Now, I’m against this for the basic reason that its sole purpose is to take a cut out of the used game market. This system punishes the customer who buys used, forcing them to pay more money than the agreed-upon asking price. This system also gives no incentive for buying new, almost as if it is simply what the consumer is supposed to do and that doing otherwise is a moral failure on the part of the consumer. The system also excludes players who may not have an internet connection, as online activation is mandatory.
JEFF: Going with your car analogy, I live in a place where most of the dealerships are affiliated with certain car brands, such as Ford, GM, and Toyota. Now, in a similar situation with the current story that Microsoft is going by, they say that they’ll partner up with traditional stores like GameStop to sell used games and trade licenses in return for a cut of the profits. Would this be an okay solution to you as far as used games are concerned?

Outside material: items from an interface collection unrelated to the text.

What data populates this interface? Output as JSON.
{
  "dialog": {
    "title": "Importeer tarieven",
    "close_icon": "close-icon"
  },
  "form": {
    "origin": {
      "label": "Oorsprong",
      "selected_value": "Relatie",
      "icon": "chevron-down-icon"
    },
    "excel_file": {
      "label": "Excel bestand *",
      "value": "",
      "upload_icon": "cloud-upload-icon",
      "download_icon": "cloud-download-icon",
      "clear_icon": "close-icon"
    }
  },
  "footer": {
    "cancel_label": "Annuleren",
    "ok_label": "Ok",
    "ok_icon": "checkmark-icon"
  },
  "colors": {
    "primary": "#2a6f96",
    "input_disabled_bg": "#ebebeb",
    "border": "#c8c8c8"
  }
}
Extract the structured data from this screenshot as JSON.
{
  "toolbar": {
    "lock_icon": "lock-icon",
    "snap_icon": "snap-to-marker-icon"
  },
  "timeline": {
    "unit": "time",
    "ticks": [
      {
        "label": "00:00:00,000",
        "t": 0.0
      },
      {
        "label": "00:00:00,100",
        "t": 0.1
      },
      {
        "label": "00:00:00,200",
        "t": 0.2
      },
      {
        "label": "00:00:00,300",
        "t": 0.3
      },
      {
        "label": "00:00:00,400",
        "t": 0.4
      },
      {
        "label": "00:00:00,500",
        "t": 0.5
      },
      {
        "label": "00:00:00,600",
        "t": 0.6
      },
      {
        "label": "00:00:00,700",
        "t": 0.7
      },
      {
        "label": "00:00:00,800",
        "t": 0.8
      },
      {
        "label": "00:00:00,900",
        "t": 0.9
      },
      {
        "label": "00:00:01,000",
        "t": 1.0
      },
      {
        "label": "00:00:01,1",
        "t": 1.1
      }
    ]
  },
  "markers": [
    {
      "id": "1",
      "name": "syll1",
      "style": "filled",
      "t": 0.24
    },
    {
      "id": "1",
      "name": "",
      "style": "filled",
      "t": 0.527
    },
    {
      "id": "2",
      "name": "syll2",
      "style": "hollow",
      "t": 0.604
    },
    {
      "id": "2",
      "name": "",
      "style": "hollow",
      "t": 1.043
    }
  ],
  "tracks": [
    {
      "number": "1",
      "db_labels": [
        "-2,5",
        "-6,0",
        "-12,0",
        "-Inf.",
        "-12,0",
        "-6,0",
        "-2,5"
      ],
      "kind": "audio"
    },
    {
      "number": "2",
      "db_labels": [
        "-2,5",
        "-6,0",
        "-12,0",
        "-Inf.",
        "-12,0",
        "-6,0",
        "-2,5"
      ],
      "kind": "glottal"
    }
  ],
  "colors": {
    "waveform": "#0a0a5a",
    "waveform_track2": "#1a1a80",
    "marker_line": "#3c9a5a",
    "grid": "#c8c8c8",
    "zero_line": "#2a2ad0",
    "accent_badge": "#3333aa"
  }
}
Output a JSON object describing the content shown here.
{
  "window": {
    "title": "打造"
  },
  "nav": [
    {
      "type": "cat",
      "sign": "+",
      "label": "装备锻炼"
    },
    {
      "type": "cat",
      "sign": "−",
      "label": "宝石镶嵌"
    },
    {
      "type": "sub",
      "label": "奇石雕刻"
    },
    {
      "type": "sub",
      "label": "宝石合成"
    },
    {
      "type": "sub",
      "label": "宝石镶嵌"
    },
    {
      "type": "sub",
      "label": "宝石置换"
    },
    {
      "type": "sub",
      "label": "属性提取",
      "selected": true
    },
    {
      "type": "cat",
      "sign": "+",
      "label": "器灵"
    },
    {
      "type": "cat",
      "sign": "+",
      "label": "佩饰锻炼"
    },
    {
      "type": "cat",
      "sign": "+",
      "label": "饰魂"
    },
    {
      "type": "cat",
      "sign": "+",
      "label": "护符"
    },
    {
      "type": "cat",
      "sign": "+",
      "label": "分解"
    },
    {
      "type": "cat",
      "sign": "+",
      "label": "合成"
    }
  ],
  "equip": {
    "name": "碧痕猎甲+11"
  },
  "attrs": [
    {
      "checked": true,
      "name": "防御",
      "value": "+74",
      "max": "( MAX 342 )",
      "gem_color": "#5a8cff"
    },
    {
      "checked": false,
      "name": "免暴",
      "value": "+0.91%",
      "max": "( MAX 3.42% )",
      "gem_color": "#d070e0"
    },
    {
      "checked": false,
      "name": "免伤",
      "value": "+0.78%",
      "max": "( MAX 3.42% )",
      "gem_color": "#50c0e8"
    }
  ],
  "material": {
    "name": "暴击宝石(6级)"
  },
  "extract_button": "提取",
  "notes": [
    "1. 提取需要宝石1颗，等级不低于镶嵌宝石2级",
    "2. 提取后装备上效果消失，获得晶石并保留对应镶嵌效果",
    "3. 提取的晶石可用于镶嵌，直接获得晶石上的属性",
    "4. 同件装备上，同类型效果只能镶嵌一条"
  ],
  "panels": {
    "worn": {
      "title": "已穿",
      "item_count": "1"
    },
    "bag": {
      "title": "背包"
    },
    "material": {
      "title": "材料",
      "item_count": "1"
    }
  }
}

GUY: This situation only works to the benefit of GameStop. While GameStop is the biggest used game distributor (by benefit of being a nationwide chain), independent game stores and private people using services like Craigslist or Amazon would be left out, giving GameStop a bigger advantage.
JEFF: But that doesn’t seem rather capitalistic. Shouldn’t the smaller game stores as well as the Amazons of the world be able to reap the profits of a used game?
GUY: The difference would be that GameStop would be able to still sell a game by sticker price, but people without this connection would sell with a hidden (or at least not-included) fee. Unless a used game’s price significantly undercut GameStop’s price, why would a consumer choose to buy from someone else? And if the choice was made to significantly undercut GameStop’s price, private people may be able to take the cut, but independent game stores would need to cut the trade-in value of the game, making people more likely to take the game to GameStop. GameStop is nearly a monopoly, and we should be chipping that monopoly away, not adding to it.
JEFF: Would you agree that there is a difference between industries? For example, isn’t there a difference between video games and produce?
GUY: Yes, I would agree.
JEFF: Would you want to buy a used banana?
GUY: No, because a “used” banana no longer has any value. In that way, the produce industry and entertainment industries are different: once produce is used, it no longer has value. Entertainment mostly does.
JEFF: So, you seem to agree with me that each industry has different standards and practices. Shouldn’t the developers and publishers be allowed to set their own standards? After all, the secondhand market is a practice of the video game industry.
GUY: Yes, but the practices of the game industry already have some advantages. Expansion packs and downloadable content allow a game to make revenue after an initial release, even on used purchases. DVDs cannot be updated to include extended editions. A car cannot be connected to the Internet for paid updates (at least, not yet). Because games have become so tied to the Internet, new methods of receiving money are available to games that are not available to other industries.
Join us next time, when Jeff and Guy discuss whether Microsoft will stay in the console business if the Xbox One fails.
used gamesXbox One